§ **Work instructions**: Nothing in the listing should be dropped or altered when it is copied.

────────────────────────────────────────

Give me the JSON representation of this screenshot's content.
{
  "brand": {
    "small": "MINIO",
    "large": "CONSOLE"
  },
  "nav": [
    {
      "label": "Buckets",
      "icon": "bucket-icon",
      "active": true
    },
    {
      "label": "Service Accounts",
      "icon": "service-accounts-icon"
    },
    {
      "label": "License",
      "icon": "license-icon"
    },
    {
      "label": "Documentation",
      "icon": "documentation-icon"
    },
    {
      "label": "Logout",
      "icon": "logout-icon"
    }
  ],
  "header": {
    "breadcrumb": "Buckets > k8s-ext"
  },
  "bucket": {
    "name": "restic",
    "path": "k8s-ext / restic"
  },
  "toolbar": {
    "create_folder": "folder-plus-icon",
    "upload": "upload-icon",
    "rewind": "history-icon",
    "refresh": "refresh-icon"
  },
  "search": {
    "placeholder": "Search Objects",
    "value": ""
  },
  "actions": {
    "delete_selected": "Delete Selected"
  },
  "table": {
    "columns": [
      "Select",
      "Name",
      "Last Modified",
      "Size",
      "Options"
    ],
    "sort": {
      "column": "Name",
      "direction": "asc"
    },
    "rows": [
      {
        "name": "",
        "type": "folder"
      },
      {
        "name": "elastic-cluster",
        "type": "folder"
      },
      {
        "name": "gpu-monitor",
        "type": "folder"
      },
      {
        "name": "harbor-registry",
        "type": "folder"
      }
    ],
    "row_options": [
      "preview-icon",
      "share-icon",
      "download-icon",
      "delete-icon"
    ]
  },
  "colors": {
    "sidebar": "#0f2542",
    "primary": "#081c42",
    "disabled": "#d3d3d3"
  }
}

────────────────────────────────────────

§ **Solution to this exercise**:
Give me the JSON representation of this screenshot's content.
{
  "brand": {
    "small": "MINIO",
    "large": "CONSOLE"
  },
  "nav": [
    {
      "label": "Buckets",
      "icon": "bucket-icon",
      "active": true
    },
    {
      "label": "Service Accounts",
      "icon": "service-accounts-icon"
    },
    {
      "label": "License",
      "icon": "license-icon"
    },
    {
      "label": "Documentation",
      "icon": "documentation-icon"
    },
    {
      "label": "Logout",
      "icon": "logout-icon"
    }
  ],
  "header": {
    "breadcrumb": "Buckets > k8s-ext"
  },
  "bucket": {
    "name": "restic",
    "path": "k8s-ext / restic"
  },
  "toolbar": {
    "create_folder": "folder-plus-icon",
    "upload": "upload-icon",
    "rewind": "history-icon",
    "refresh": "refresh-icon"
  },
  "search": {
    "placeholder": "Search Objects",
    "value": ""
  },
  "actions": {
    "delete_selected": "Delete Selected"
  },
  "table": {
    "columns": [
      "Select",
      "Name",
      "Last Modified",
      "Size",
      "Options"
    ],
    "sort": {
      "column": "Name",
      "direction": "asc"
    },
    "rows": [
      {
        "name": "",
        "type": "folder"
      },
      {
        "name": "elastic-cluster",
        "type": "folder"
      },
      {
        "name": "gpu-monitor",
        "type": "folder"
      },
      {
        "name": "harbor-registry",
        "type": "folder"
      }
    ],
    "row_options": [
      "preview-icon",
      "share-icon",
      "download-icon",
      "delete-icon"
    ]
  },
  "colors": {
    "sidebar": "#0f2542",
    "primary": "#081c42",
    "disabled": "#d3d3d3"
  }
}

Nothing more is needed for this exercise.